(EXERCISE INPUT Opens)

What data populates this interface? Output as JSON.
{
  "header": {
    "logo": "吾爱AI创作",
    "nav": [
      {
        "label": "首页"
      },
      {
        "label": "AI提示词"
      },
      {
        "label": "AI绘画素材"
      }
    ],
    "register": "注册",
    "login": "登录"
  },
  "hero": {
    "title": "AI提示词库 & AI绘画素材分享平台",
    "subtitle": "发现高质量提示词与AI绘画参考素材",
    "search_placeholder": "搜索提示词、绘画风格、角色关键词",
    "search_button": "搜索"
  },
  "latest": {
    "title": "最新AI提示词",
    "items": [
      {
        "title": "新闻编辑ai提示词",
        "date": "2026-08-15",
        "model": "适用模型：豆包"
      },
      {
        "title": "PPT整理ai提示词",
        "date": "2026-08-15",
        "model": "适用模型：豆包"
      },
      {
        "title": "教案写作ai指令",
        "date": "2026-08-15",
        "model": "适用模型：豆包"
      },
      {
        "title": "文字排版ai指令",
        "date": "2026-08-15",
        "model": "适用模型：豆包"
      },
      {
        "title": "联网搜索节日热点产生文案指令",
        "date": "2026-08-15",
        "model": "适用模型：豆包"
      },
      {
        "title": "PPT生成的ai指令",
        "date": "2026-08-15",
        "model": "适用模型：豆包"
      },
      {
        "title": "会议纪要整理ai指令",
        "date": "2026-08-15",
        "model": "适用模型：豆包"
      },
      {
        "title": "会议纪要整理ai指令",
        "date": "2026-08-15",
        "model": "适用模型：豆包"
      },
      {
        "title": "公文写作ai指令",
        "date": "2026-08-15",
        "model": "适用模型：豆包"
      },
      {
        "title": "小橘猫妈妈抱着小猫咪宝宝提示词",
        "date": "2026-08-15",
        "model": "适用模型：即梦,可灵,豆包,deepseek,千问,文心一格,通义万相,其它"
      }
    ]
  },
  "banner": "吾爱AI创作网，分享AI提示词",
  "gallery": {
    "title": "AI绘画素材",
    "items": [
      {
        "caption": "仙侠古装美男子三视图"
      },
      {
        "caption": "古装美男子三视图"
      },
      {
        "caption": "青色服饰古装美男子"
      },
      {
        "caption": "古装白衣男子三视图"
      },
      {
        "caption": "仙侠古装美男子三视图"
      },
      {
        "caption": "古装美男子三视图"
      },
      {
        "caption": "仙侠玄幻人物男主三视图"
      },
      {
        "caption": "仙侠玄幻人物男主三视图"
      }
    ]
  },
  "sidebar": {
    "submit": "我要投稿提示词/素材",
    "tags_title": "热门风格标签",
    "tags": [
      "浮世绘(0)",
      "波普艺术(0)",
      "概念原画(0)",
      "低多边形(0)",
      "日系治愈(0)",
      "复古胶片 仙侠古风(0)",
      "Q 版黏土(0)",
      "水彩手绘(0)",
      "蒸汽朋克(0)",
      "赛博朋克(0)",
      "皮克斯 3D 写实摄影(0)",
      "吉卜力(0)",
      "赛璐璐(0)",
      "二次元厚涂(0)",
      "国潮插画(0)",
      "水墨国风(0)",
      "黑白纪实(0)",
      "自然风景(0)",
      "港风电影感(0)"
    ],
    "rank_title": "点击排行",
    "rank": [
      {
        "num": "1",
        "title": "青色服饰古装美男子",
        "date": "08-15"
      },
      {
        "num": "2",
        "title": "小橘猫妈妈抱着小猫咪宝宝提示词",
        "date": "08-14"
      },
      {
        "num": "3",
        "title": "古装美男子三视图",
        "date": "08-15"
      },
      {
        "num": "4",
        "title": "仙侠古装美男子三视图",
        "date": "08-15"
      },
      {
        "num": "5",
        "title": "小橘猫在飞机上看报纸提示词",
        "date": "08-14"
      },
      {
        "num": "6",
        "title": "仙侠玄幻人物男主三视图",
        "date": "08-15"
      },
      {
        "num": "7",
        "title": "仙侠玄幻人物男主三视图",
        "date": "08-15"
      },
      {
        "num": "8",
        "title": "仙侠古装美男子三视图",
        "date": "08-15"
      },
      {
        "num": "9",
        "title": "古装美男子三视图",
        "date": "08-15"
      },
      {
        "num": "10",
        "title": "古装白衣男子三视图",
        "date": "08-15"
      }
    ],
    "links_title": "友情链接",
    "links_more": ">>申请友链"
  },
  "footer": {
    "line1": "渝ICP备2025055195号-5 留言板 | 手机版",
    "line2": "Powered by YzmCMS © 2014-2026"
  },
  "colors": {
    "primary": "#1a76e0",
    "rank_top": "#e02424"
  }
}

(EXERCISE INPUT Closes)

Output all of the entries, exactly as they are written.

What data populates this interface? Output as JSON.
{
  "header": {
    "logo": "吾爱AI创作",
    "nav": [
      {
        "label": "首页"
      },
      {
        "label": "AI提示词"
      },
      {
        "label": "AI绘画素材"
      }
    ],
    "register": "注册",
    "login": "登录"
  },
  "hero": {
    "title": "AI提示词库 & AI绘画素材分享平台",
    "subtitle": "发现高质量提示词与AI绘画参考素材",
    "search_placeholder": "搜索提示词、绘画风格、角色关键词",
    "search_button": "搜索"
  },
  "latest": {
    "title": "最新AI提示词",
    "items": [
      {
        "title": "新闻编辑ai提示词",
        "date": "2026-08-15",
        "model": "适用模型：豆包"
      },
      {
        "title": "PPT整理ai提示词",
        "date": "2026-08-15",
        "model": "适用模型：豆包"
      },
      {
        "title": "教案写作ai指令",
        "date": "2026-08-15",
        "model": "适用模型：豆包"
      },
      {
        "title": "文字排版ai指令",
        "date": "2026-08-15",
        "model": "适用模型：豆包"
      },
      {
        "title": "联网搜索节日热点产生文案指令",
        "date": "2026-08-15",
        "model": "适用模型：豆包"
      },
      {
        "title": "PPT生成的ai指令",
        "date": "2026-08-15",
        "model": "适用模型：豆包"
      },
      {
        "title": "会议纪要整理ai指令",
        "date": "2026-08-15",
        "model": "适用模型：豆包"
      },
      {
        "title": "会议纪要整理ai指令",
        "date": "2026-08-15",
        "model": "适用模型：豆包"
      },
      {
        "title": "公文写作ai指令",
        "date": "2026-08-15",
        "model": "适用模型：豆包"
      },
      {
        "title": "小橘猫妈妈抱着小猫咪宝宝提示词",
        "date": "2026-08-15",
        "model": "适用模型：即梦,可灵,豆包,deepseek,千问,文心一格,通义万相,其它"
      }
    ]
  },
  "banner": "吾爱AI创作网，分享AI提示词",
  "gallery": {
    "title": "AI绘画素材",
    "items": [
      {
        "caption": "仙侠古装美男子三视图"
      },
      {
        "caption": "古装美男子三视图"
      },
      {
        "caption": "青色服饰古装美男子"
      },
      {
        "caption": "古装白衣男子三视图"
      },
      {
        "caption": "仙侠古装美男子三视图"
      },
      {
        "caption": "古装美男子三视图"
      },
      {
        "caption": "仙侠玄幻人物男主三视图"
      },
      {
        "caption": "仙侠玄幻人物男主三视图"
      }
    ]
  },
  "sidebar": {
    "submit": "我要投稿提示词/素材",
    "tags_title": "热门风格标签",
    "tags": [
      "浮世绘(0)",
      "波普艺术(0)",
      "概念原画(0)",
      "低多边形(0)",
      "日系治愈(0)",
      "复古胶片 仙侠古风(0)",
      "Q 版黏土(0)",
      "水彩手绘(0)",
      "蒸汽朋克(0)",
      "赛博朋克(0)",
      "皮克斯 3D 写实摄影(0)",
      "吉卜力(0)",
      "赛璐璐(0)",
      "二次元厚涂(0)",
      "国潮插画(0)",
      "水墨国风(0)",
      "黑白纪实(0)",
      "自然风景(0)",
      "港风电影感(0)"
    ],
    "rank_title": "点击排行",
    "rank": [
      {
        "num": "1",
        "title": "青色服饰古装美男子",
        "date": "08-15"
      },
      {
        "num": "2",
        "title": "小橘猫妈妈抱着小猫咪宝宝提示词",
        "date": "08-14"
      },
      {
        "num": "3",
        "title": "古装美男子三视图",
        "date": "08-15"
      },
      {
        "num": "4",
        "title": "仙侠古装美男子三视图",
        "date": "08-15"
      },
      {
        "num": "5",
        "title": "小橘猫在飞机上看报纸提示词",
        "date": "08-14"
      },
      {
        "num": "6",
        "title": "仙侠玄幻人物男主三视图",
        "date": "08-15"
      },
      {
        "num": "7",
        "title": "仙侠玄幻人物男主三视图",
        "date": "08-15"
      },
      {
        "num": "8",
        "title": "仙侠古装美男子三视图",
        "date": "08-15"
      },
      {
        "num": "9",
        "title": "古装美男子三视图",
        "date": "08-15"
      },
      {
        "num": "10",
        "title": "古装白衣男子三视图",
        "date": "08-15"
      }
    ],
    "links_title": "友情链接",
    "links_more": ">>申请友链"
  },
  "footer": {
    "line1": "渝ICP备2025055195号-5 留言板 | 手机版",
    "line2": "Powered by YzmCMS © 2014-2026"
  },
  "colors": {
    "primary": "#1a76e0",
    "rank_top": "#e02424"
  }
}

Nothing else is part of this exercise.